I’m all out of deep thoughts for the moment, so why not just have a look at this article about an attempt to engineer a better broccoli:
There it sits, a deep-green beauty at the farmers’ market: that sweet, crisp nutritional dynamo we know as fresh local broccoli.
And then there’s this: a bitter, rubbery mass that’s starting to turn yellow around the tips, all bumped and bruised from its long trip from the field to the supermarket.
Thomas Bjorkman, a plant scientist at Cornell University, examined the store-bought specimen like a diagnostician, unflinchingly but with a certain compassion.
“It’s soft, almost limp,” he said, prodding one of the heads. “That sharp smell is from the sulfur compounds. Scale of 10, with 10 being broccoli picked the same day you eat it? I’d give this a 2, maybe a 3.”
For all the wonders of fresh broccoli, in most parts of the country it is available from local growers only during the cooler weeks at either end of the growing season, nowhere near long enough to become a fixture in grocery stores or kitchens.
Broccoli hates too much heat, which is why 90 percent of it sold in the United States comes from temperate California, which is often bathed by fog. The heads are fine if you live there, but for the rest of us they require a long truck ride (four or five days to the East Coast) and then some waiting time in a warehouse, tarnishing the appeal of a vegetable that health experts can’t praise enough.
I love broccoli! It’s great raw with a little homemade vinaigrette, or cooked in a stir fry. Heck, you can just give it a quick sweat, put it over brown rice, and make a sauce out of soy sauce, red wine vinegar, dijon mustard, olive oil, red pepper flake and curry powder. Dinner!
And all this time I had no idea that I was eating such an inferior version of it. The stuff I find in my local supermarket is pretty darn tasty. I can only imagine how good the real thing is.
The article is fairly long, and also discusses issues with Bjorkman’s collaboration with Monsanto. The part that jumped out at me, though, was this:
In recent months, the Cornell lab has turned out a full-flavored habanero pepper without the burning heat, snap peas without the pesky strings, and luscious apples that won’t brown when sliced — a huge boon to school cafeteria matrons plagued by piles of fruit that students won’t eat unless it is cut up.

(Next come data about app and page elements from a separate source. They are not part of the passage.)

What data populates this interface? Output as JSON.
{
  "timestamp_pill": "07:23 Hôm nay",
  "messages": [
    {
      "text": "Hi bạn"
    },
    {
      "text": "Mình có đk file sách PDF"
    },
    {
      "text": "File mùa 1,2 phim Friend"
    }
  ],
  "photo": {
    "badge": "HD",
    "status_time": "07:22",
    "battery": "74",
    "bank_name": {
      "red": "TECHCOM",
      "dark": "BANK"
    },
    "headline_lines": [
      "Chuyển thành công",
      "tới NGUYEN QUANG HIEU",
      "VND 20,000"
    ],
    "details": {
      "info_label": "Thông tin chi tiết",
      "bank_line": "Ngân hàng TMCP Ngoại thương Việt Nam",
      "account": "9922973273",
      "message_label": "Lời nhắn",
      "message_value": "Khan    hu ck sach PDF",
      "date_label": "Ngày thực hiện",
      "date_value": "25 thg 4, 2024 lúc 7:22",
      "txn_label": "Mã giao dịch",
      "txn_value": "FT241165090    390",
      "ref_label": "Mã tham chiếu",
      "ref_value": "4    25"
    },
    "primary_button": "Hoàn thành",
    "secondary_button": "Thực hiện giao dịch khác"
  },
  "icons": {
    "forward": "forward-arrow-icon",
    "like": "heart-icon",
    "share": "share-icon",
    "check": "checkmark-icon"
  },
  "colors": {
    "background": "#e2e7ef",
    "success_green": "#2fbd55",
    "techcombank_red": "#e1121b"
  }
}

Sheer madness. The burning heat is the whole point of a habanero pepper.